Blind Spot felt to me like a collection of out-takes from End of Suburbia and What a Way to Go spliced together with some stock (albeit rather beautiful) footage of nature scenes. My sense is that peak oil films, especially if they are to distinguish themselves from those that have gone before them, need to tell a powerful story, they need to shock, or to inform with a fresh perspective, or they need to uplift and inspire with possibilities. This film does none of the above. Whereas Crude Impact tried to be 8 different films at once and ended up doing none of them very well, Blind Spot feels like it is struggling to even work out what kind of film it wants to be.

It is important to say that I am writing this from the perspective of having seen many such films on the peak oil subject, from the life-changing to the dreadful. It is therefore impossible for me to speak from the viewpoint of someone who has never seen a film on peak oil before, and how this film would come across to them. I suspect they would find it mildly interesting for the first half an hour, but then they would start to lose interest, and this is a subject in which it is vital that people don’t lose interest.

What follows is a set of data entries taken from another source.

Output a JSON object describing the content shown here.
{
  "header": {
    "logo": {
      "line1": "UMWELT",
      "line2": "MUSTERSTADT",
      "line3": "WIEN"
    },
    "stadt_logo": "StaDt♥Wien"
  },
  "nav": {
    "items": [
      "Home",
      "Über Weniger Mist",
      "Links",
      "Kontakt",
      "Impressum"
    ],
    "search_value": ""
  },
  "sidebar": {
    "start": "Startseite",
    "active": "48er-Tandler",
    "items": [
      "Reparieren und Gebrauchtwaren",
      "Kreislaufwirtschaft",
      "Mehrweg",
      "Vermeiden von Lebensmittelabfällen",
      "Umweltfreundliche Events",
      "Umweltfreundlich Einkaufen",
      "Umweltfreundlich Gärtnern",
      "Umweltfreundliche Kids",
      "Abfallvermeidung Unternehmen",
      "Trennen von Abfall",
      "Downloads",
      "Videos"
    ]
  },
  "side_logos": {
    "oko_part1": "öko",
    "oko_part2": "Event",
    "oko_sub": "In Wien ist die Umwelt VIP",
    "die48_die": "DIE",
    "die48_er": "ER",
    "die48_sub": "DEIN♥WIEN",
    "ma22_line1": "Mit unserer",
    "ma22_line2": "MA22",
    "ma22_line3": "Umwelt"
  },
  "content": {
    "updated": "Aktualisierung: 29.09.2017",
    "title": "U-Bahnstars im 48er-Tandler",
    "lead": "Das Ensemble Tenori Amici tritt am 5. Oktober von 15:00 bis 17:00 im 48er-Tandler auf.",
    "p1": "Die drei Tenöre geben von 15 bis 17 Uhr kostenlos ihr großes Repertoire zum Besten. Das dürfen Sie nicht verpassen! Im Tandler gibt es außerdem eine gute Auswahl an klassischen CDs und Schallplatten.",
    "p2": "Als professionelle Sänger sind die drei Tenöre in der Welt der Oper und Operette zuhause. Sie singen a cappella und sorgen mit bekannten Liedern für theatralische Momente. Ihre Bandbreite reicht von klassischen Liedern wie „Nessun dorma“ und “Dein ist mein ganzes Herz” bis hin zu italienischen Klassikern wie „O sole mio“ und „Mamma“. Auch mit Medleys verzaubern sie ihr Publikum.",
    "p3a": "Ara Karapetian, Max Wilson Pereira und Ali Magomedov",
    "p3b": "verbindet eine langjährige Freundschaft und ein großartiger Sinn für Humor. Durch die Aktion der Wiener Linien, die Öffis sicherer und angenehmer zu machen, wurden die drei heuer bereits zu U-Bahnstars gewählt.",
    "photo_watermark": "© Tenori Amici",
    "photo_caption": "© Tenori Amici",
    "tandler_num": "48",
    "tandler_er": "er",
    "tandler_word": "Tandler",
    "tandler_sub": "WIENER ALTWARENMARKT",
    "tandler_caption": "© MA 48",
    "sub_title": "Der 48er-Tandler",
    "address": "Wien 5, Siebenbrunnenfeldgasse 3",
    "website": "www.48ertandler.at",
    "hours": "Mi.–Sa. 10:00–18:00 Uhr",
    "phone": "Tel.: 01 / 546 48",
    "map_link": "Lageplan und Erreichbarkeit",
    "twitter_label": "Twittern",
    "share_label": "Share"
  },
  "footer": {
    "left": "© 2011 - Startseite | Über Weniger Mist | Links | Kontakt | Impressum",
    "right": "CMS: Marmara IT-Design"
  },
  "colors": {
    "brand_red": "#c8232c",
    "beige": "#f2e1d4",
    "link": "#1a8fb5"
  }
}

The recent film Age of Stupid (previewed at the Transition Network conference) did a great job of telling several stories in such a way as to weave a compelling narrative. It had drama, pace and ambition (although it was also pretty unremittingly focused on the problem rather than what we might do about it), all of which are missing from this film. The other thing that is fascinating to observe is that when you make a film about peak oil, unless you also look at responses and implications, you will end up with an almost exclusively male cast, as Blind Spot does. The interviewees are an esteemed, wise, but rather predictable collection, it would have been good to see some less often heard voices (when, for example, will we see a film with Sharon Astyk in it?).

So would I recommend it as a film you might like to show in your Transition groups? Sorry, not really. You might find it useful to show certain clips, certain sections from it which discuss different aspects you find interesting, but as a call-to-arms, as a powerful immersion in the challenges coming our way, as an invitation to be a part of creating the post-peak world, or even as something to scare you out of your wits, Blind Spot is a pretty unsatisfying and un-nourishing experience.